Peall, K.J. et al. (2013) SGCE mutations cause psychiatric disorders: clinical and genetic characterisation. Brain, 136(1), pp. 294-303. (doi:10.1093/brain/aws308)

Peall, K.J. et al. (2013) SGCE mutations cause psychiatric disorders: clinical and genetic characterisation. Brain, 136(1), pp. 294-303. (doi:10.1093/brain/aws308)

Full text not currently available from Enlighten.

Abstract
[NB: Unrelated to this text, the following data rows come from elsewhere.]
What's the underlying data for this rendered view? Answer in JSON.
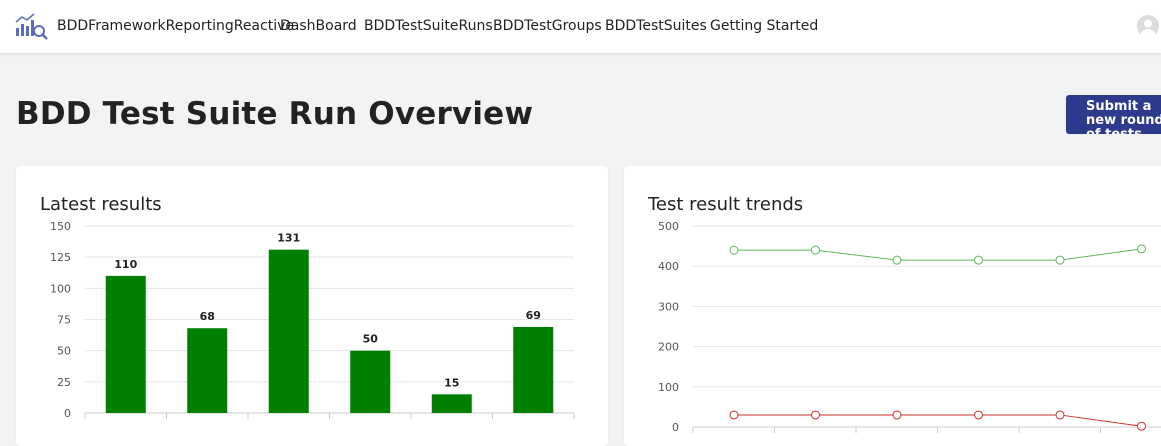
{
  "navbar": {
    "brand": "BDDFrameworkReportingReactive",
    "links": [
      "DashBoard",
      "BDDTestSuiteRuns",
      "BDDTestGroups",
      "BDDTestSuites",
      "Getting Started"
    ]
  },
  "page": {
    "title": "BDD Test Suite Run Overview",
    "submit_button": "Submit a new round of tests"
  },
  "colors": {
    "bar": "#008000",
    "pass_line": "#5cb85c",
    "fail_line": "#c9302c",
    "button": "#2e3a8c"
  },
  "chart_data": [
    {
      "type": "bar",
      "title": "Latest results",
      "categories": [
        "",
        "",
        "",
        "",
        "",
        ""
      ],
      "values": [
        110,
        68,
        131,
        50,
        15,
        69
      ],
      "ylim": [
        0,
        150
      ],
      "yticks": [
        0,
        25,
        50,
        75,
        100,
        125,
        150
      ],
      "grid": true
    },
    {
      "type": "line",
      "title": "Test result trends",
      "x": [
        1,
        2,
        3,
        4,
        5,
        6
      ],
      "series": [
        {
          "values": [
            440,
            440,
            415,
            415,
            415,
            443
          ]
        },
        {
          "values": [
            30,
            30,
            30,
            30,
            30,
            2
          ]
        }
      ],
      "ylim": [
        0,
        500
      ],
      "yticks": [
        0,
        100,
        200,
        300,
        400,
        500
      ],
      "grid": true
    }
  ]
}
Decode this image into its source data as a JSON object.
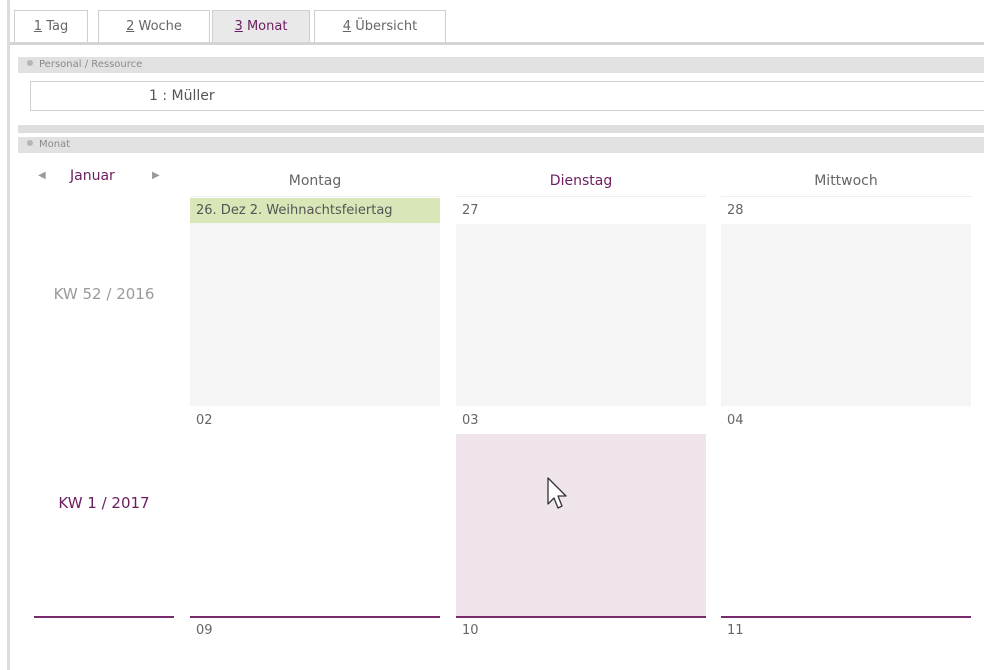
{
  "tabs": [
    {
      "key": "1",
      "label": " Tag",
      "active": false
    },
    {
      "key": "2",
      "label": " Woche",
      "active": false
    },
    {
      "key": "3",
      "label": " Monat",
      "active": true
    },
    {
      "key": "4",
      "label": " Übersicht",
      "active": false
    }
  ],
  "personal": {
    "header": "Personal / Ressource",
    "value": "1  : Müller"
  },
  "month_panel": {
    "header": "Monat",
    "month_label": "Januar",
    "prev_icon": "triangle-left-icon",
    "next_icon": "triangle-right-icon",
    "day_headers": [
      "Montag",
      "Dienstag",
      "Mittwoch"
    ],
    "today_header": "Dienstag",
    "weeks": [
      {
        "label": "KW 52 / 2016",
        "days": [
          {
            "num": "26. Dez 2. Weihnachtsfeiertag",
            "holiday": true
          },
          {
            "num": "27"
          },
          {
            "num": "28"
          }
        ]
      },
      {
        "label": "KW 1 / 2017",
        "days": [
          {
            "num": "02"
          },
          {
            "num": "03",
            "selected": true
          },
          {
            "num": "04"
          }
        ]
      },
      {
        "label": "",
        "days": [
          {
            "num": "09"
          },
          {
            "num": "10"
          },
          {
            "num": "11"
          }
        ]
      }
    ]
  },
  "colors": {
    "accent": "#6b1d5f",
    "holiday": "#d8e6b8",
    "selected_cell": "#efe4ec"
  }
}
Myoclonus dystonia syndrome is a childhood onset hyperkinetic movement disorder characterized by predominant alcohol responsive upper body myoclonus and dystonia. A proportion of cases are due to mutations in the maternally imprinted SGCE gene. Previous studies have suggested that patients with SGCE mutations may have an increased rate of psychiatric disorders. We established a cohort of patients with myoclonus dystonia syndrome and SGCE mutations to determine the extent to which psychiatric disorders form part of the disease phenotype. In all, 89 patients with clinically suspected myoclonus dystonia syndrome were recruited from the UK and Ireland. SGCE was analysed using direct sequencing and for copy number variants. In those patients where no mutation was found TOR1A (GAG deletion), GCH1, THAP1 and NKX2-1 were also sequenced. SGCE mutation positive cases were systematically assessed using standardized psychiatric interviews and questionnaires and compared with a disability-matched control group of patients with alcohol responsive tremor. Nineteen (21%) probands had a SGCE mutation, five of which were novel. Recruitment of family members increased the affected SGCE mutation positive group to 27 of whom 21 (77%) had psychiatric symptoms. Obsessive–compulsive disorder was eight times more likely (P < 0.001) in mutation positive cases, compulsivity being the predominant feature (P < 0.001). Generalized anxiety disorder (P = 0.003) and alcohol dependence (P = 0.02) were five times more likely in mutation positive cases than tremor controls. SGCE mutations are associated with a specific psychiatric phenotype consisting of compulsivity, anxiety and alcoholism in addition to the characteristic motor phenotype. SGCE mutations are likely to have a pleiotropic effect in causing both motor and specific psychiatric symptoms.

Item Type:Articles
Status:Published
Refereed:Yes
Glasgow Author(s) Enlighten ID:Smith, Professor Daniel and Bajaj, Dr Narinder
Authors: Peall, K.J., Smith, D., Kurian, M.A., Wardle, M., Waite, A.J., Hedderly, T., Lin, J.-P., Smith, M., Whone, A., Pall, H., White, C., Lux, A., Jardine, P., Bajaj, N., Lynch, B., Kirov, G., O’Riordan, S., Samuel, M., Lynch, T., King, M.D., Chinnery, P.F., Warner, T.T., Blake, D.J., Owen, M.J., and Morris, H.R.
Subjects:R Medicine > R Medicine (General)
College/School:College of Medical Veterinary and Life Sciences > Institute of Health and Wellbeing > Mental Health and Wellbeing
College of Medical Veterinary and Life Sciences > School of Medicine, Dentistry & Nursing
Journal Name:Brain
ISSN:0006-8950
ISSN (Online):1460-2156

University Staff: Request a correction | Enlighten Editors: Update this record